Priest of Nature: The Religious Worlds of Isaac Newton (Rob Iliffe)
Belief and Islam
Islam and Christianity
Advice for the Muslim
Answer to an Enemy of Islam
Sahaba - The Blessed
Documents of the Right Word
Confessions of a British Spy and British Enmity Against Islam
Seadet-i Ebediyye - Endless Bliss First Fascicle
Discovering Islam
Seadet-i Ebediyye - Endless Bliss Second Fascicle
The Sunni Path
Why Did They Become Muslims
The Proof of Prophethood
Seadet-i Ebediyye - Endless Bliss Third Fascicle
The Origins of Islamic Reformism in Southeast Asia ... - I-Epistemology
Islamic Law Reform - Institute for Social Policy and Understanding
Islam The Religion Of Submitting To Allah
(or, “Now That I've Found Islam, What Do I Do With It?”) - Knowledge ...
Islam ~ Its Basic Practices and Beliefs - Wynne Chambers

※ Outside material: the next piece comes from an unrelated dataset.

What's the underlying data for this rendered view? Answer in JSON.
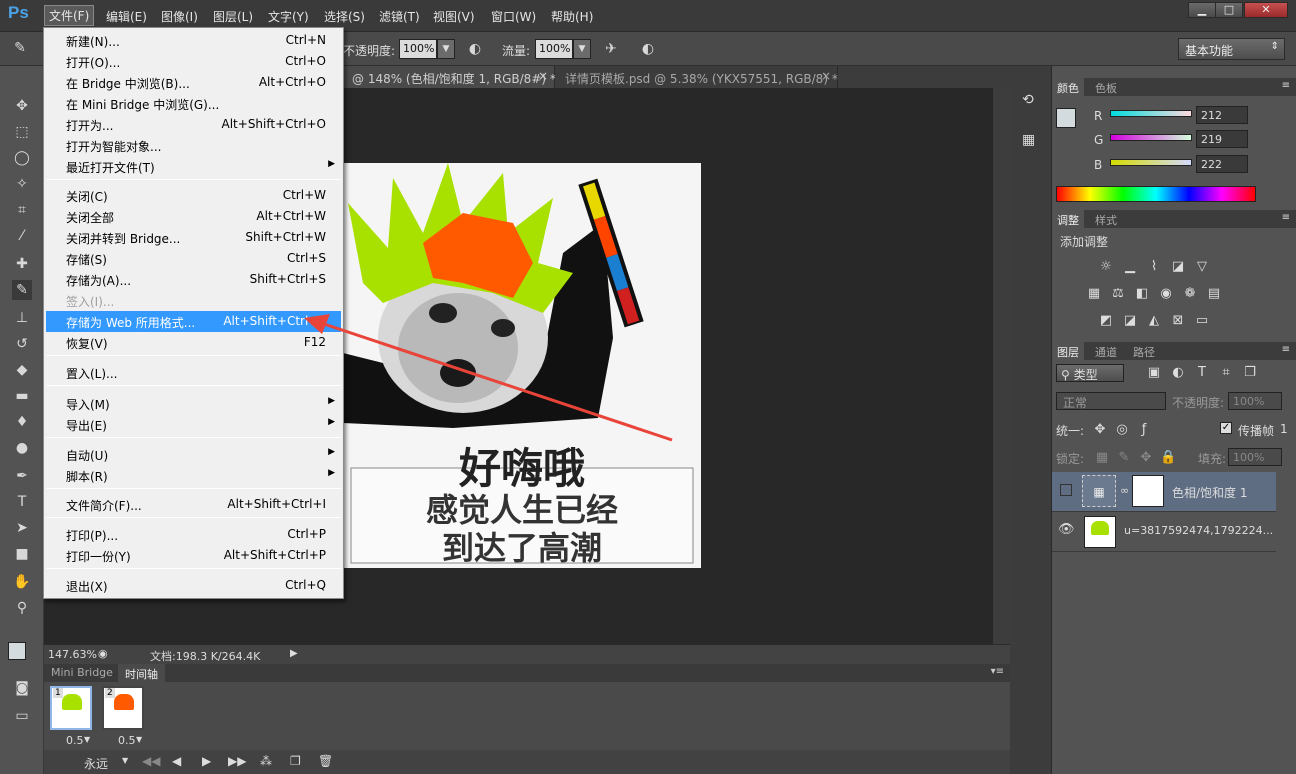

Christian Encounter with Islam - Reformed Theological Seminary
Confessions Of A British Spy